The short answer to this question is not really.
Carrots are a good source of vitamin A, a deficiency of which can lead to night blindness, which causes the eye to adapt very slowly to changes in light.
The easiest way to treat night blindness is to increase your intake of vitamin A, most commonly found in carotene. Carrots contain carotene, but apricots and dark leaved vegetables such as spinach and bilberries contain higher levels of carotene.
However improving defective night vision is very different than making normal night vision better. And so eating lots of carrots will not help you see any better in the dark.
During the Second World War, Group Captain John Cunningham (1917-2002) got the nickname 'Cats Eyes Cunningham'. His 604 squadron operated at night, and the British Government encouraged rumors that he was able to see in the dark because he ate so many carrots. Although this disinformation was deliberately designed to cover up the fact that he was testing the top secret and newly developed airborne radar system.
It seems unlikely that the Germans believed this rumor; however it did encourage a generation of English children to eat the one vegetable that was in constant supply throughout the war.
However the government started to overdo the carrot propaganda and carrots became 'these bright treasures dug from the good British earth'. A 1941 recipe for carrot flan, along with carrot jam and marmalade, failed to find their way onto the British breakfast table. Although carr
And so, carrots do not help you see in the dark unless you suffer from defective night vision, in which case the vitamin A found in carrots can help improve your condition. However you would be better off eating apricots, spinach or bilberries which contain higher levels of vitamin A.
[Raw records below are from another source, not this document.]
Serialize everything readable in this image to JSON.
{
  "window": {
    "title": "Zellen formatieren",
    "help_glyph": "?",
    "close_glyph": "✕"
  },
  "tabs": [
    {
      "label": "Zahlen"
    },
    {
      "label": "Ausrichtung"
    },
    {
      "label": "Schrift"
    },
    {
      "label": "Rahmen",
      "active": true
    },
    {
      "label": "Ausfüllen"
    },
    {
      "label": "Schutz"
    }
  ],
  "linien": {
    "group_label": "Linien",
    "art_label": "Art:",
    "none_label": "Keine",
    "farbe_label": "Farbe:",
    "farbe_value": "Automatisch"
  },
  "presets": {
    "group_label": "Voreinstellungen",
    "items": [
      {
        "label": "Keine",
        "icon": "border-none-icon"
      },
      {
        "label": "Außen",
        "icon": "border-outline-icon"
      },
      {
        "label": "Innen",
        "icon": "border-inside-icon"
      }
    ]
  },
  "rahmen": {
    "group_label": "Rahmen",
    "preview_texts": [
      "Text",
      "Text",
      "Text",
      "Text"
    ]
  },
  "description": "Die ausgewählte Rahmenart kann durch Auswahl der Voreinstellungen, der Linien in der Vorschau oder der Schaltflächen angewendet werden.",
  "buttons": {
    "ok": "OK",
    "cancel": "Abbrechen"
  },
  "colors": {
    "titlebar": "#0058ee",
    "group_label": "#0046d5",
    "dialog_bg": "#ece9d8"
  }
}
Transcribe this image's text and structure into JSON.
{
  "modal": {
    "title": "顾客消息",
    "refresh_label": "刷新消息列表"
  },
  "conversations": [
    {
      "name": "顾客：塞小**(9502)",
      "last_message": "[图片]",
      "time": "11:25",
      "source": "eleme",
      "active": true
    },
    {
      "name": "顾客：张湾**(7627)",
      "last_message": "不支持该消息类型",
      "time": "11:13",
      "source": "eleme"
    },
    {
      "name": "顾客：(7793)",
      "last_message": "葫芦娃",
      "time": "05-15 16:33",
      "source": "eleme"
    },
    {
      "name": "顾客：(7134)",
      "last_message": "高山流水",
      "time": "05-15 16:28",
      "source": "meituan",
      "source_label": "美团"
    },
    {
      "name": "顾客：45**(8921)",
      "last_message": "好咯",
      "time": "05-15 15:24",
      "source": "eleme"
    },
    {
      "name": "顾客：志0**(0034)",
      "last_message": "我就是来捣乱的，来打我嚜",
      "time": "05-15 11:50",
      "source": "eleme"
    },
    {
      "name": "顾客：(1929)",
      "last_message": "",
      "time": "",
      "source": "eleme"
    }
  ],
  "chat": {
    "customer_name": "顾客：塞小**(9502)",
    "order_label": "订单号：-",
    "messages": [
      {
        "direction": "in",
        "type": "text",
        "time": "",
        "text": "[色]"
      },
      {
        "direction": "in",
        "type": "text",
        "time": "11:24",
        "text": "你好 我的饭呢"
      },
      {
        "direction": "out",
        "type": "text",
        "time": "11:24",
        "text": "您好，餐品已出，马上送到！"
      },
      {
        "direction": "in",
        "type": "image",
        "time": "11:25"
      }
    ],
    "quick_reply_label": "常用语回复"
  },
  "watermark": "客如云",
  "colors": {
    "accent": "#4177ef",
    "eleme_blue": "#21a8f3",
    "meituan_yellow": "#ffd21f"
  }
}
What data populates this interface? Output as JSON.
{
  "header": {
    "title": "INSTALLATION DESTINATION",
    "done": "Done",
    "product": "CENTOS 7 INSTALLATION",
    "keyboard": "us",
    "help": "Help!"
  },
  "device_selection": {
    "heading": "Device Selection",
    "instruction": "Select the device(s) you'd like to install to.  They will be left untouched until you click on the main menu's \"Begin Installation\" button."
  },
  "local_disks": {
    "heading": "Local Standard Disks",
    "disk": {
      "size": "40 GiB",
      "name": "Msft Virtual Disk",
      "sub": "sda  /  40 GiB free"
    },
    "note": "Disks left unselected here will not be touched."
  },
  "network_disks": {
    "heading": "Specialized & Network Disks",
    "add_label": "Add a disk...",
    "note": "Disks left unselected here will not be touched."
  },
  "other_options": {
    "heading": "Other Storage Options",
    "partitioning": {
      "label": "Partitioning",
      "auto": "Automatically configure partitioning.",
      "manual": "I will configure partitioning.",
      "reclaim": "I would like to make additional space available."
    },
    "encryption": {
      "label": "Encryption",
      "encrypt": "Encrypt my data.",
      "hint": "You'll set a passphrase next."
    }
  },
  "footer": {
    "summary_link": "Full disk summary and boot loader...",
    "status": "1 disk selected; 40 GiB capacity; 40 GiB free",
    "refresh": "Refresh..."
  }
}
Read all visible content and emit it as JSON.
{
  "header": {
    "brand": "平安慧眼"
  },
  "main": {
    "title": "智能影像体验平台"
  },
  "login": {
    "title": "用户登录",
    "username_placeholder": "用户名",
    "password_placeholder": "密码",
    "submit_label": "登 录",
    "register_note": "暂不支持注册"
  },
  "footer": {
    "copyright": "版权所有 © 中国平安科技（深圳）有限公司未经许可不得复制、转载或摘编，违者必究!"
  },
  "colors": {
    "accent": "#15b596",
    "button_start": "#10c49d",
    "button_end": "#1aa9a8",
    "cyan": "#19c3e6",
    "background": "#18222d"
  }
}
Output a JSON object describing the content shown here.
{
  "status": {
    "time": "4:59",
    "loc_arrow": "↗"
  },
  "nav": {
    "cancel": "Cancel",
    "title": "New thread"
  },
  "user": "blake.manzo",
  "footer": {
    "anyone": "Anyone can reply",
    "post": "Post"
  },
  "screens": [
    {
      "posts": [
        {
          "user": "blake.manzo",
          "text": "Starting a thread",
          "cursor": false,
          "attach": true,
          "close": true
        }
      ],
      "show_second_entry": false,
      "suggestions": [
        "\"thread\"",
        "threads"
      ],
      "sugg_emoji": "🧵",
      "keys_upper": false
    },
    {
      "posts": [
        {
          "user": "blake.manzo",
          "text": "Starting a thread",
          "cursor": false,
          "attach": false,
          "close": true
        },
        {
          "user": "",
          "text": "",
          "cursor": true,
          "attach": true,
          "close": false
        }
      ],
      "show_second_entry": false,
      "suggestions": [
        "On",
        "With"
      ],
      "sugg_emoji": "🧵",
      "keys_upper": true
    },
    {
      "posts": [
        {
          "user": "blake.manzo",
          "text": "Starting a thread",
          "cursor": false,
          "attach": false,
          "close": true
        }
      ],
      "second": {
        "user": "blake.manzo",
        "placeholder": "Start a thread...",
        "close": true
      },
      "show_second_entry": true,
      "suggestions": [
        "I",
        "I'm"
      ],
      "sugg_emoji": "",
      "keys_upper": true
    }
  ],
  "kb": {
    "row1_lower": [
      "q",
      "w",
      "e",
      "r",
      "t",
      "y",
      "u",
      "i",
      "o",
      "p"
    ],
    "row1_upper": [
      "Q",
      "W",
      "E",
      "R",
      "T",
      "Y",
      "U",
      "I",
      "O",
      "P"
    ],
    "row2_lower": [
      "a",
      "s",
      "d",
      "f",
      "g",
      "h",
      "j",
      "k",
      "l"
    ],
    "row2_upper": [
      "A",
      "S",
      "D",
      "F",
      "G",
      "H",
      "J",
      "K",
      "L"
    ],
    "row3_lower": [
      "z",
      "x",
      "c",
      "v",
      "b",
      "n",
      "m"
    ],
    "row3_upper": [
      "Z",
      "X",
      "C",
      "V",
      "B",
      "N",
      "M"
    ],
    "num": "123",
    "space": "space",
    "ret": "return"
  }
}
So next time someone tries to get you to eat carrots by saying 'they'll make you see in the dark', you will know better. Though carrots, like most vegetables, are very good for you and so you should really eat them anyway!